At the European Council this October, EU Heads of State have a realistic chance to bring together, at last, the key three strands of energy policy – carbon, security and price – to forge a coherent strategy, for the first time.
And Ed Davey, UK Energy Minister, used this summit to preview key policy decisions facing the EU energy sector between now and then in his speech to the Eurelectric conference in London.
In a wide-ranging speech covering all three pillars of the energy trilemma, Davey said: “This summit would be a critical strategic moment by itself – if it was just the 2030 climate package we have all been working on for so long.

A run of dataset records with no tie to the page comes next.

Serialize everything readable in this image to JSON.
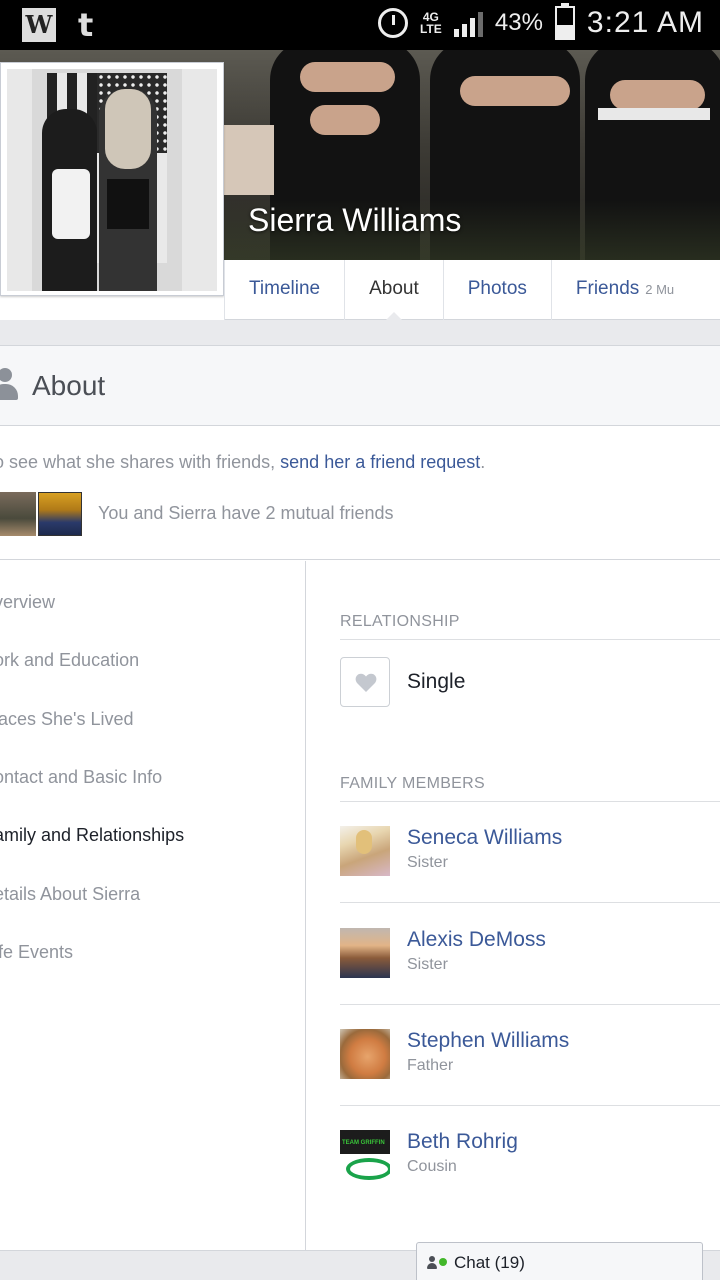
{
  "status_bar": {
    "left_icons": [
      "w-app-icon",
      "tumblr-icon"
    ],
    "w_letter": "W",
    "t_letter": "t",
    "network_type": "4G LTE",
    "battery_percent": "43%",
    "battery_level": 0.43,
    "time": "3:21 AM"
  },
  "profile": {
    "name": "Sierra Williams"
  },
  "tabs": [
    {
      "label": "Timeline"
    },
    {
      "label": "About"
    },
    {
      "label": "Photos"
    },
    {
      "label": "Friends",
      "count": "2 Mu"
    }
  ],
  "about": {
    "title": "About",
    "intro_prefix": "o see what she shares with friends, ",
    "intro_link": "send her a friend request",
    "intro_suffix": ".",
    "mutual_text": "You and Sierra have 2 mutual friends"
  },
  "left_nav": [
    {
      "label": "verview",
      "active": false
    },
    {
      "label": "ork and Education",
      "active": false
    },
    {
      "label": "laces She's Lived",
      "active": false
    },
    {
      "label": "ontact and Basic Info",
      "active": false
    },
    {
      "label": "amily and Relationships",
      "active": true
    },
    {
      "label": "etails About Sierra",
      "active": false
    },
    {
      "label": "ife Events",
      "active": false
    }
  ],
  "relationship": {
    "section_title": "RELATIONSHIP",
    "status": "Single"
  },
  "family": {
    "section_title": "FAMILY MEMBERS",
    "members": [
      {
        "name": "Seneca Williams",
        "relation": "Sister"
      },
      {
        "name": "Alexis DeMoss",
        "relation": "Sister"
      },
      {
        "name": "Stephen Williams",
        "relation": "Father"
      },
      {
        "name": "Beth Rohrig",
        "relation": "Cousin",
        "thumb_text": "TEAM GRIFFIN"
      }
    ]
  },
  "chat": {
    "label": "Chat (19)"
  },
  "colors": {
    "link": "#3b5998",
    "muted": "#90949c",
    "online": "#42b72a"
  }
}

“But it turns out it could be even more significant. And we have President Putin to thank for that. For alongside climate, energy security is also now at the top of the European energy debate.
“Just last week, the Commission’s published its welcome Energy Security Plan, building on the deal agreed by myself and other G7 energy ministers in Rome last month. This plan shows – not surprisingly – that there is no quick fix to tackle European energy security. We need a sustained effort, over many years.
“And it makes policy sense and political sense to embed a robust energy security strategy within an ambitious and flexible EU 2030 policy framework.
‘However, climate and energy security are only two of the three pillars of a modern energy policy – the third is price. Everyone knows that energy prices are a huge issue – for consumers and European industry alike.
“As gas prices have risen here and fallen in the USA, the need to help people struggling with their energy bills and to do more for industrial competitiveness could not be more urgent.
In the UK, our whole energy and climate change policy is based on a mixed approach – to bring on all low carbon technologies.
“So for us, Europe should not repeat the 2020 renewables target, which was binding on an individual member state, as that is too rigid, and for some countries too expensive.
“Member states must be allowed to follow the Treaty – which in effect demands technology neutrality in European energy policy.
“The UK has invested significantly in our ability to import liquid natural gas. This, coupled with indigenous production in the North Sea and pipelines to Norway, limit our own reliance on Russian gas.
“It also helps to make the UK the most energy secure nation in the EU – a point noted by the recent report by the US Chamber of Commerce. But we are not complacent.
“That is why the UK is pioneering shale gas exploration in Europe.
“And we have acted to ensure that shale exploration happens safely, without harming the environment, and provides a boost to local communities who host the resources.
“So shale can form part of the UK’s, and Europe’s, energy security future.”